In Python, a decorator is a special type of function that can modify the behavior of another function without changing its source code. Decorators are often used to add extra functionality to functions, like logging or timing, without cluttering up the function with additional code.
Here’s an example of a simple decorator function in Python:
def my_decorator(func): def wrapper(): print("Before the function is called.") func() print("After the function is called.") return wrapper @my_decorator def say_hello(): print("Hello!") say_hello()
In this example,
my_decorator is a function that takes another function
func as an argument, and returns a new function
wrapper is the decorated function that will replace
@my_decorator syntax is used to apply the decorator to the
say_hello() function. This is equivalent to calling
say_hello = my_decorator(say_hello).
say_hello() is called, it will actually call the
wrapper() function instead.
wrapper() will print “Before the function is called.”, call
func() (which is the original
say_hello() function), and then print “After the function is called.”
The output of this example would be:
Before the function is called. Hello!
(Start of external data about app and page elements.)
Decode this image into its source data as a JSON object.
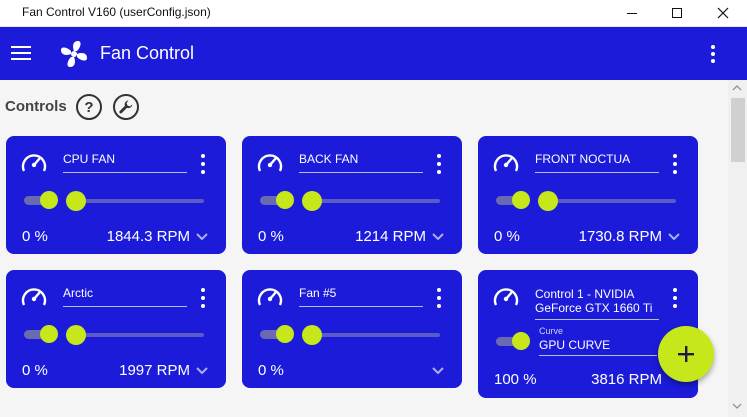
{
  "window": {
    "title": "Fan Control V160 (userConfig.json)",
    "minimize_icon": "minimize-icon",
    "maximize_icon": "maximize-icon",
    "close_icon": "close-icon"
  },
  "appbar": {
    "title": "Fan Control",
    "menu_icon": "hamburger-icon",
    "logo_icon": "fan-logo-icon",
    "more_icon": "more-vertical-icon"
  },
  "section": {
    "label": "Controls",
    "help_label": "?",
    "help_icon": "help-icon",
    "settings_icon": "wrench-icon"
  },
  "cards": [
    {
      "name": "CPU FAN",
      "percent": "0 %",
      "rpm": "1844.3 RPM",
      "enabled": true,
      "slider_value": 0
    },
    {
      "name": "BACK FAN",
      "percent": "0 %",
      "rpm": "1214 RPM",
      "enabled": true,
      "slider_value": 0
    },
    {
      "name": "FRONT NOCTUA",
      "percent": "0 %",
      "rpm": "1730.8 RPM",
      "enabled": true,
      "slider_value": 0
    },
    {
      "name": "Arctic",
      "percent": "0 %",
      "rpm": "1997 RPM",
      "enabled": true,
      "slider_value": 0
    },
    {
      "name": "Fan #5",
      "percent": "0 %",
      "rpm": "",
      "enabled": true,
      "slider_value": 0
    },
    {
      "name": "Control 1 - NVIDIA GeForce GTX 1660 Ti",
      "percent": "100 %",
      "rpm": "3816 RPM",
      "enabled": true,
      "curve_label": "Curve",
      "curve_name": "GPU CURVE"
    }
  ],
  "fab": {
    "label": "+",
    "icon": "add-icon"
  },
  "colors": {
    "primary": "#1b1bd9",
    "accent": "#c6e81a",
    "background": "#f5f5f5"
  }
}
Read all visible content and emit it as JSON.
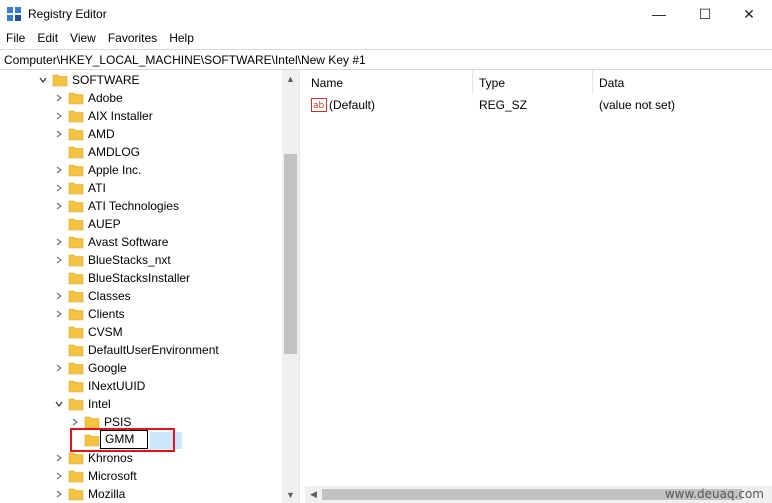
{
  "window": {
    "title": "Registry Editor",
    "minimize_glyph": "—",
    "maximize_glyph": "☐",
    "close_glyph": "✕"
  },
  "menu": [
    "File",
    "Edit",
    "View",
    "Favorites",
    "Help"
  ],
  "address": "Computer\\HKEY_LOCAL_MACHINE\\SOFTWARE\\Intel\\New Key #1",
  "tree": {
    "root": "SOFTWARE",
    "items": [
      {
        "label": "Adobe"
      },
      {
        "label": "AIX Installer"
      },
      {
        "label": "AMD"
      },
      {
        "label": "AMDLOG"
      },
      {
        "label": "Apple Inc."
      },
      {
        "label": "ATI"
      },
      {
        "label": "ATI Technologies"
      },
      {
        "label": "AUEP"
      },
      {
        "label": "Avast Software"
      },
      {
        "label": "BlueStacks_nxt"
      },
      {
        "label": "BlueStacksInstaller"
      },
      {
        "label": "Classes"
      },
      {
        "label": "Clients"
      },
      {
        "label": "CVSM"
      },
      {
        "label": "DefaultUserEnvironment"
      },
      {
        "label": "Google"
      },
      {
        "label": "INextUUID"
      },
      {
        "label": "Intel"
      }
    ],
    "intel_children": [
      {
        "label": "PSIS"
      }
    ],
    "rename_value": "GMM",
    "after_items": [
      {
        "label": "Khronos"
      },
      {
        "label": "Microsoft"
      },
      {
        "label": "Mozilla"
      }
    ]
  },
  "list": {
    "columns": [
      "Name",
      "Type",
      "Data"
    ],
    "rows": [
      {
        "name": "(Default)",
        "type": "REG_SZ",
        "data": "(value not set)"
      }
    ]
  },
  "watermark": "www.deuaq.com",
  "colors": {
    "highlight_border": "#e3121b",
    "selection": "#cce8ff",
    "folder": "#f5c342"
  }
}
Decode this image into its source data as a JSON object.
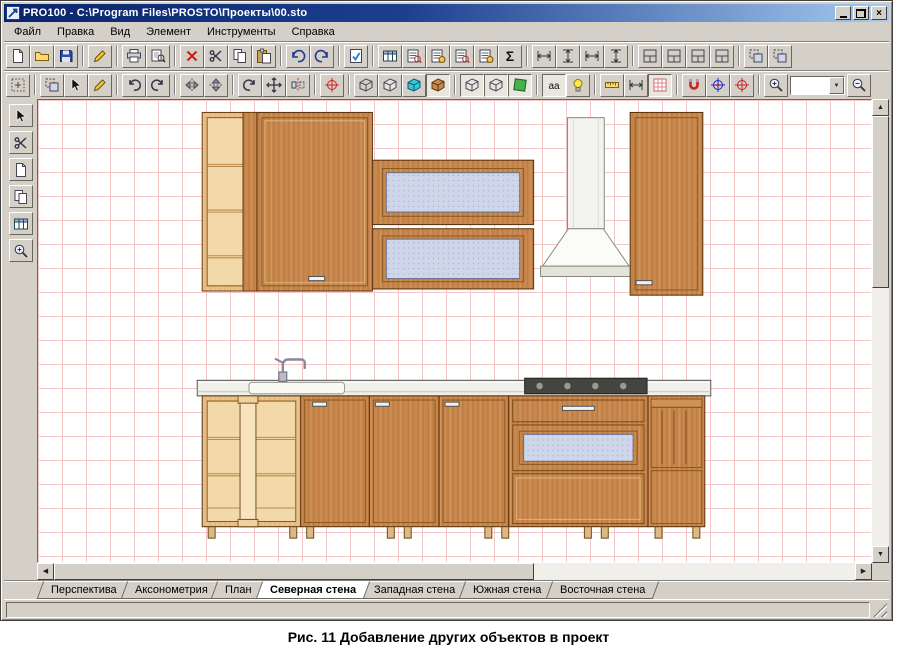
{
  "window": {
    "title": "PRO100 - C:\\Program Files\\PROSTO\\Проекты\\00.sto",
    "buttons": {
      "close": "×"
    }
  },
  "menu": {
    "items": [
      {
        "id": "file",
        "label": "Файл"
      },
      {
        "id": "edit",
        "label": "Правка"
      },
      {
        "id": "view",
        "label": "Вид"
      },
      {
        "id": "element",
        "label": "Элемент"
      },
      {
        "id": "tools",
        "label": "Инструменты"
      },
      {
        "id": "help",
        "label": "Справка"
      }
    ]
  },
  "toolbars": {
    "standard": [
      {
        "name": "new-button",
        "icon": "i-page"
      },
      {
        "name": "open-button",
        "icon": "i-folder"
      },
      {
        "name": "save-button",
        "icon": "i-disk"
      },
      {
        "sep": true
      },
      {
        "name": "properties-button",
        "icon": "i-pencil"
      },
      {
        "sep": true
      },
      {
        "name": "print-button",
        "icon": "i-printer"
      },
      {
        "name": "print-preview-button",
        "icon": "i-preview"
      },
      {
        "sep": true
      },
      {
        "name": "delete-button",
        "icon": "i-cross"
      },
      {
        "name": "cut-button",
        "icon": "i-scissors"
      },
      {
        "name": "copy-button",
        "icon": "i-copy"
      },
      {
        "name": "paste-button",
        "icon": "i-paste"
      },
      {
        "sep": true
      },
      {
        "name": "undo-button",
        "icon": "i-undo"
      },
      {
        "name": "redo-button",
        "icon": "i-redo"
      },
      {
        "sep": true
      },
      {
        "name": "element-properties-button",
        "icon": "i-check"
      },
      {
        "sep": true
      },
      {
        "name": "report-button",
        "icon": "i-table"
      },
      {
        "name": "report-preview-button",
        "icon": "i-table2"
      },
      {
        "name": "price-list-button",
        "icon": "i-table3"
      },
      {
        "name": "cutting-list-button",
        "icon": "i-table2"
      },
      {
        "name": "materials-list-button",
        "icon": "i-table3"
      },
      {
        "name": "summary-button",
        "icon": "i-sigma"
      },
      {
        "sep": true
      },
      {
        "name": "dimension-width-button",
        "icon": "i-dimh"
      },
      {
        "name": "dimension-height-button",
        "icon": "i-dimv"
      },
      {
        "name": "dimension-depth-button",
        "icon": "i-dimh"
      },
      {
        "name": "dimension-auto-button",
        "icon": "i-dimv"
      },
      {
        "sep": true
      },
      {
        "name": "arrange-left-button",
        "icon": "i-shelf"
      },
      {
        "name": "arrange-right-button",
        "icon": "i-shelf"
      },
      {
        "name": "arrange-top-button",
        "icon": "i-shelf"
      },
      {
        "name": "arrange-bottom-button",
        "icon": "i-shelf"
      },
      {
        "sep": true
      },
      {
        "name": "group-button",
        "icon": "i-group"
      },
      {
        "name": "ungroup-button",
        "icon": "i-group"
      }
    ],
    "tools": [
      {
        "name": "snap-grid-button",
        "icon": "i-dotted"
      },
      {
        "sep": true
      },
      {
        "name": "insert-element-button",
        "icon": "i-group"
      },
      {
        "name": "select-tool-button",
        "icon": "i-arrow"
      },
      {
        "name": "edit-tool-button",
        "icon": "i-pencil"
      },
      {
        "sep": true
      },
      {
        "name": "rotate-left-button",
        "icon": "i-rotl"
      },
      {
        "name": "rotate-right-button",
        "icon": "i-rotr"
      },
      {
        "sep": true
      },
      {
        "name": "flip-horizontal-button",
        "icon": "i-fliph"
      },
      {
        "name": "flip-vertical-button",
        "icon": "i-flipv"
      },
      {
        "sep": true
      },
      {
        "name": "rotate-button",
        "icon": "i-rotr"
      },
      {
        "name": "move-button",
        "icon": "i-move"
      },
      {
        "name": "mirror-button",
        "icon": "i-mirror"
      },
      {
        "sep": true
      },
      {
        "name": "center-point-button",
        "icon": "i-targetred"
      },
      {
        "sep": true
      },
      {
        "name": "view-wireframe-button",
        "icon": "i-cubewire"
      },
      {
        "name": "view-sketch-button",
        "icon": "i-cubehidden"
      },
      {
        "name": "view-color-button",
        "icon": "i-cubecolor"
      },
      {
        "name": "view-texture-button",
        "icon": "i-cubetex",
        "pressed": true
      },
      {
        "sep": true
      },
      {
        "name": "show-contours-button",
        "icon": "i-cubewire",
        "pressed": true
      },
      {
        "name": "show-edges-button",
        "icon": "i-cubehidden",
        "pressed": true
      },
      {
        "name": "show-surface-button",
        "icon": "i-panel",
        "pressed": true
      },
      {
        "sep": true
      },
      {
        "name": "text-labels-button",
        "icon": "i-aa",
        "pressed": true
      },
      {
        "name": "light-button",
        "icon": "i-bulb"
      },
      {
        "sep": true
      },
      {
        "name": "measure-button",
        "icon": "i-ruler"
      },
      {
        "name": "dimensions-button",
        "icon": "i-dimh"
      },
      {
        "name": "grid-button",
        "icon": "i-grid",
        "pressed": true
      },
      {
        "sep": true
      },
      {
        "name": "magnet-button",
        "icon": "i-magnet"
      },
      {
        "name": "snap-center-button",
        "icon": "i-targetblue"
      },
      {
        "name": "snap-point-button",
        "icon": "i-targetred"
      },
      {
        "sep": true
      },
      {
        "name": "zoom-in-button",
        "icon": "i-zoomin"
      },
      {
        "zoombox": true
      },
      {
        "name": "zoom-out-button",
        "icon": "i-zoomout"
      }
    ],
    "palette": [
      {
        "name": "pointer-tool-button",
        "icon": "i-arrow"
      },
      {
        "name": "section-tool-button",
        "icon": "i-scissors"
      },
      {
        "name": "sheet-tool-button",
        "icon": "i-page"
      },
      {
        "name": "duplicate-tool-button",
        "icon": "i-copy"
      },
      {
        "name": "layout-tool-button",
        "icon": "i-table"
      },
      {
        "name": "zoom-area-tool-button",
        "icon": "i-zoomin"
      }
    ]
  },
  "zoom": {
    "value": ""
  },
  "glyphs": {
    "up": "▲",
    "down": "▼",
    "left": "◀",
    "right": "▶"
  },
  "view_tabs": [
    {
      "id": "perspective",
      "label": "Перспектива",
      "active": false
    },
    {
      "id": "axonometry",
      "label": "Аксонометрия",
      "active": false
    },
    {
      "id": "plan",
      "label": "План",
      "active": false
    },
    {
      "id": "north-wall",
      "label": "Северная стена",
      "active": true
    },
    {
      "id": "west-wall",
      "label": "Западная стена",
      "active": false
    },
    {
      "id": "south-wall",
      "label": "Южная стена",
      "active": false
    },
    {
      "id": "east-wall",
      "label": "Восточная стена",
      "active": false
    }
  ],
  "caption": "Рис. 11   Добавление других объектов в проект"
}
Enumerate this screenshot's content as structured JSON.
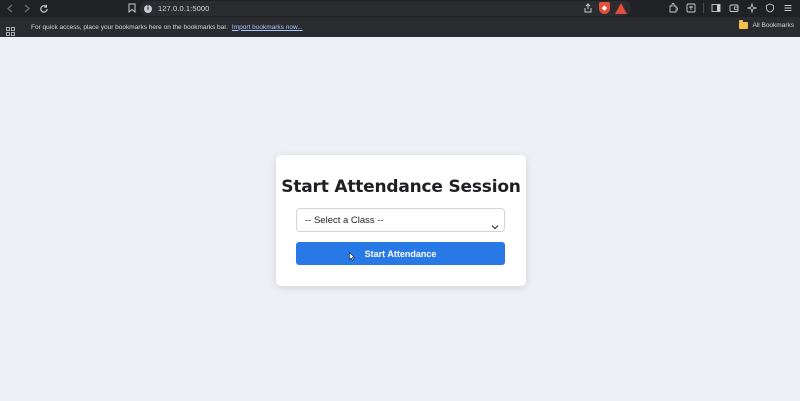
{
  "browser": {
    "url": "127.0.0.1:5000",
    "bookmarks_bar": {
      "message": "For quick access, place your bookmarks here on the bookmarks bar.",
      "import_link": "Import bookmarks now...",
      "all_bookmarks": "All Bookmarks"
    }
  },
  "page": {
    "title": "Start Attendance Session",
    "class_select": {
      "selected": "-- Select a Class --"
    },
    "start_button_label": "Start Attendance"
  },
  "colors": {
    "page_background": "#eef0f5",
    "button": "#2879e6",
    "chrome": "#202124"
  }
}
After the function is called.
Decorators can be very powerful, and are often used in conjunction with other Python features like classes and context managers.